How Fast Do Police Cars Go?by Tom King
Next time you look in the rear view mirror and spot those flashing lights bearing down purposefully on you, you will want to ignore that urge to romp on the gas pedal, open up that big dual-quad carb and give "the man" a run for his money. "The man," it turns out has all the power he needs to catch you, not to mention that you can't outrun police helicopters. That said, just how fast do cop cars go?
Types of Police Cars
Three types of police vehicles make up the law enforcement fleet in the United States--police pursuit vehicles (PPV's), special service vehicles (SSV's) and special service Packages (SSP's). The PPV is also called a cruiser or interceptor and has plenty of power to spare for chasing bad guys. SSV's include vans and SUV's used for special purposes, rough terrain or for transporting prisoners and are seldom used in pursuits. SSP's are often special package sports cars used on freeways where sudden bursts of power are often needed to overhaul speeders that have built up a full head of steam out on those long flat, lonely stretches of Interstate highway.
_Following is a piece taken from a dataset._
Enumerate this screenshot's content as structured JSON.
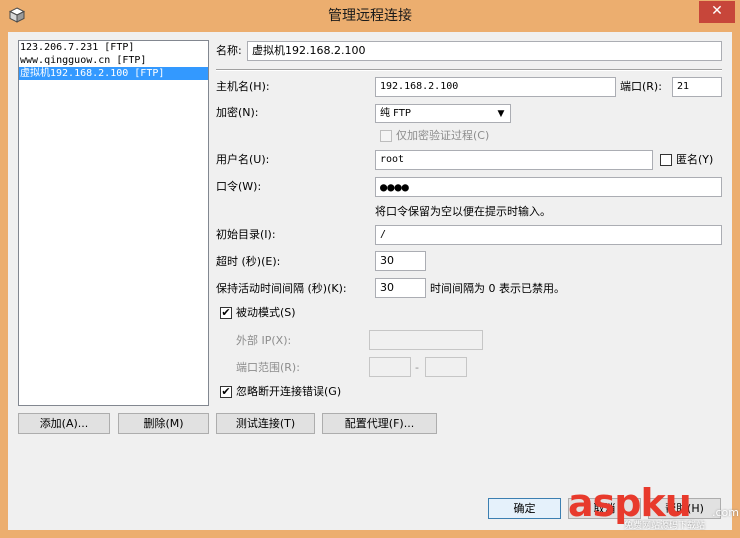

Ford Crown Victoria
Ford Motor Company's venerable Crown Victoria P71 police interceptor package for 2009 comes with a 4.6 liter modified Ford V8. The 250 horsepower P71 is sturdy, reliable and fast, producing 297 lb.-ft. of torque for impressive acceleration. The P71's are electronically limited to 120 mph, for the 3:55:1 rear axle ration version and 135 mph for the 3:27:1 rear axle ratio. In acceleration tests conducted by the Los Angeles County Sheriff's Department, Ford's two 2006 Crown Vic PPV's, the 3.27 and 3.55 liter V8's tested at 8.44 and 8.58 seconds going from 0 to 60 mph respectively. The two Ford's had a top speed of 128 and 120 mph due to the electronic speed limiting that the P71 uses to protect the vehicle's rear end and transmission.
The 2009 Dodge Charger police package is a rear wheel drive sedan powered by a 368 horsepower Hemi V8 engine generating 395 lb.--ft. of torque. The Charger PPV package tested out at a top speed of 146 mph and took 8.63 seconds to accelerate from 0 to 60 mph in LA County's acceleration tests.
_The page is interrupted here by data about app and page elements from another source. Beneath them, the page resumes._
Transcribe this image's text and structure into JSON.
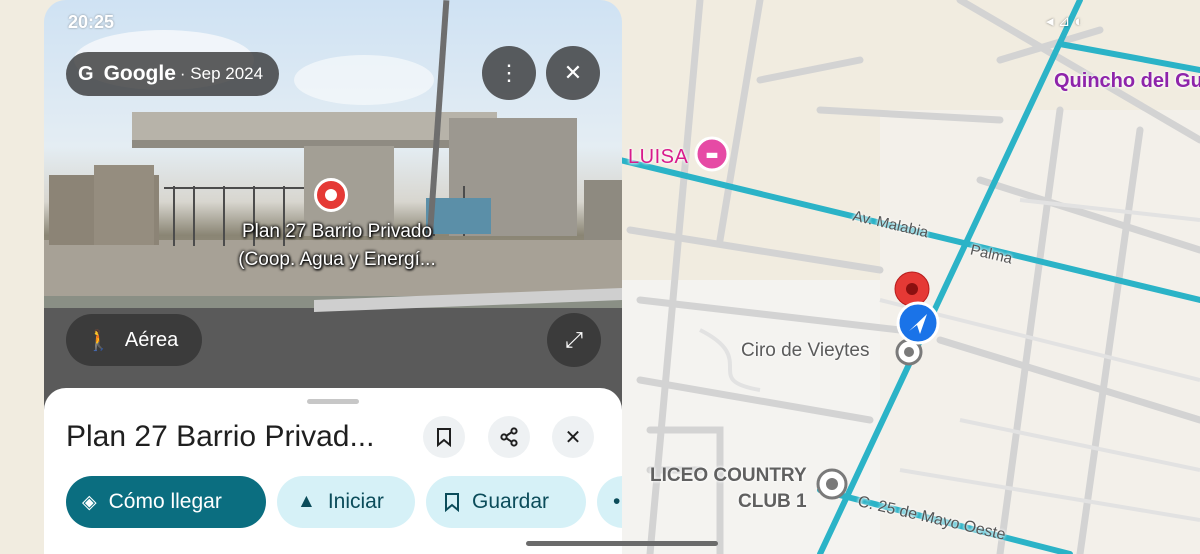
{
  "status_bar": {
    "time": "20:25",
    "right": "◂ ⊿ ◐"
  },
  "street_view": {
    "brand_letter": "G",
    "brand": "Google",
    "date": "· Sep 2024",
    "more_icon": "more-vertical-icon",
    "close_icon": "close-icon",
    "place_label_line1": "Plan 27 Barrio Privado",
    "place_label_line2": "(Coop. Agua y Energí...",
    "aerial_label": "Aérea",
    "expand_icon": "expand-icon"
  },
  "sheet": {
    "title": "Plan 27 Barrio Privad...",
    "actions": {
      "directions": "Cómo llegar",
      "start": "Iniciar",
      "save": "Guardar"
    }
  },
  "map": {
    "labels": {
      "quincho": "Quincho del Gu",
      "luisa": "LUISA",
      "malabia": "Av. Malabia",
      "palma": "Palma",
      "ciro": "Ciro de Vieytes",
      "liceo_line1": "LICEO COUNTRY",
      "liceo_line2": "CLUB 1",
      "mayo": "C. 25 de Mayo Oeste"
    },
    "colors": {
      "main_road": "#2bb3c7",
      "land": "#f1ece0",
      "pin": "#e53935",
      "nav_arrow": "#1a73e8"
    }
  }
}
The 2006 Chevrolet Impala police cruiser package comes with a 3.9 liter (237 cu in) V6 and accelerated from 0 to 60 in 8.43 seconds in the LA County tests. The Impala took the second highest speed marks of the three most popular cruisers at 140 mph running full out.
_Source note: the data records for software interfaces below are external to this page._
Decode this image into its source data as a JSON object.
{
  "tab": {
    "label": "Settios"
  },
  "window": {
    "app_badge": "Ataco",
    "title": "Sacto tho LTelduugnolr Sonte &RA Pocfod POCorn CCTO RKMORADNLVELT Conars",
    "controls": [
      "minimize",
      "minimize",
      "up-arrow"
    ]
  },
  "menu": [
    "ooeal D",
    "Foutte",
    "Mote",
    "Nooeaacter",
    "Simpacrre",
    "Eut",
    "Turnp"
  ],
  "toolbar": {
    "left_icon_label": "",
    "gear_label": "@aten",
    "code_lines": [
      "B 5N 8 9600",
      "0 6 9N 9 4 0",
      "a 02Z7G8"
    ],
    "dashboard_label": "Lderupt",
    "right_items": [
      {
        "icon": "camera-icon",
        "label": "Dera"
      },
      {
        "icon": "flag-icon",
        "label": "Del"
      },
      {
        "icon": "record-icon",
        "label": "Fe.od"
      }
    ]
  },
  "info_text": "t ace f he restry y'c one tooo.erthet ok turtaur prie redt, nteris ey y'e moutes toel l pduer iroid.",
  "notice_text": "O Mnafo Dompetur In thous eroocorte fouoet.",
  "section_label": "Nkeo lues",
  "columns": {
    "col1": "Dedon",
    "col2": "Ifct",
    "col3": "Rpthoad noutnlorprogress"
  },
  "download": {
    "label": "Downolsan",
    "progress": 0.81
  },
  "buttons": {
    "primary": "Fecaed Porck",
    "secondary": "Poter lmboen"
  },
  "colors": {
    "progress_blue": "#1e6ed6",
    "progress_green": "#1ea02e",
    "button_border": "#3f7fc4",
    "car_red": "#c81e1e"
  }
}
Made for Speed
All that acceleration and speed comes in specially designed bodies and frames that are strengthened with extra suspension, reinforced doors, passenger cabins and steering that is built to tolerate sustained high speeds, rough terrain and hard usage. The police departments don't like to tell you how fast the Mustangs, Camaros, Corvettes and Magnums will go, but if the standard squad cars are any indication, bad guys probably shouldn't run from them either.